If you think your bag is big enough to accommodate the Tech Pouch, you’ll love it if you can swallow the slightly high price. If you’re worried about space, or price, consider either the Peak Design Field Pouch or the Shimoda Panel Wraps which are both a little smaller and easier to jam into tight spaces.
Where to Buy
The Peak Design Tech Pouch is available directly from Peak Design for $59.95 with free shipping in the US and incredibly cheap shipping elsewhere. Shipping to Canada is just $4.95.
I would always recommend buying directly wherever you can, but if not, you can also buy at the following links:
- Direct from Peak Design (Free US shipping, cheap international shipping)
- B&H Photo
2 thoughts on “Peak Design Tech Pouch Review – Innovative and Awesome”
Hi Dan, I’m really enjoying the in depth, info-packed reviews you do here. I found the Shimoda insert information particularly helpful as I am trying to determine the right combination for my needs.
In regard to the ‘decorative’ straps on the sides of the Peak Design tech pouch, the PD videos show them being used while holding the pouch in the palm of your non-dominant hand, and putting several fingers thru one side and thumb on the other. Then unzip the bag, and open and close with the non-dominant hand similarly to a baseball glove. This is a little challenging for those of us with smaller hands, but it does provide a sturdy way to hold the bag while un-zipping and zipping in one smooth motion.

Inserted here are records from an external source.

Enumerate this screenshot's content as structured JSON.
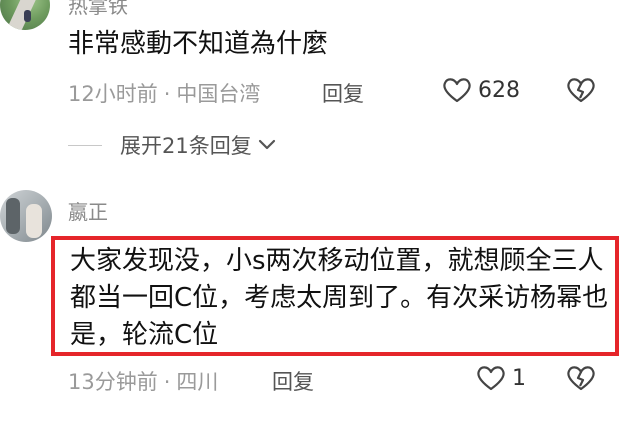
{
  "comments": [
    {
      "username": "热拿铁",
      "text": "非常感動不知道為什麼",
      "time": "12小时前",
      "location": "中国台湾",
      "reply_label": "回复",
      "likes": "628",
      "expand_label": "展开21条回复"
    },
    {
      "username": "嬴正",
      "text": "大家发现没，小s两次移动位置，就想顾全三人都当一回C位，考虑太周到了。有次采访杨幂也是，轮流C位",
      "time": "13分钟前",
      "location": "四川",
      "reply_label": "回复",
      "likes": "1"
    }
  ],
  "meta_separator": "·",
  "colors": {
    "highlight": "#e5252a",
    "meta": "#9a9a9a"
  },
  "icons": [
    "heart-outline-icon",
    "broken-heart-icon",
    "chevron-down-icon"
  ]
}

Thanks, Charlene. I’m glad you have found some useful content for your needs.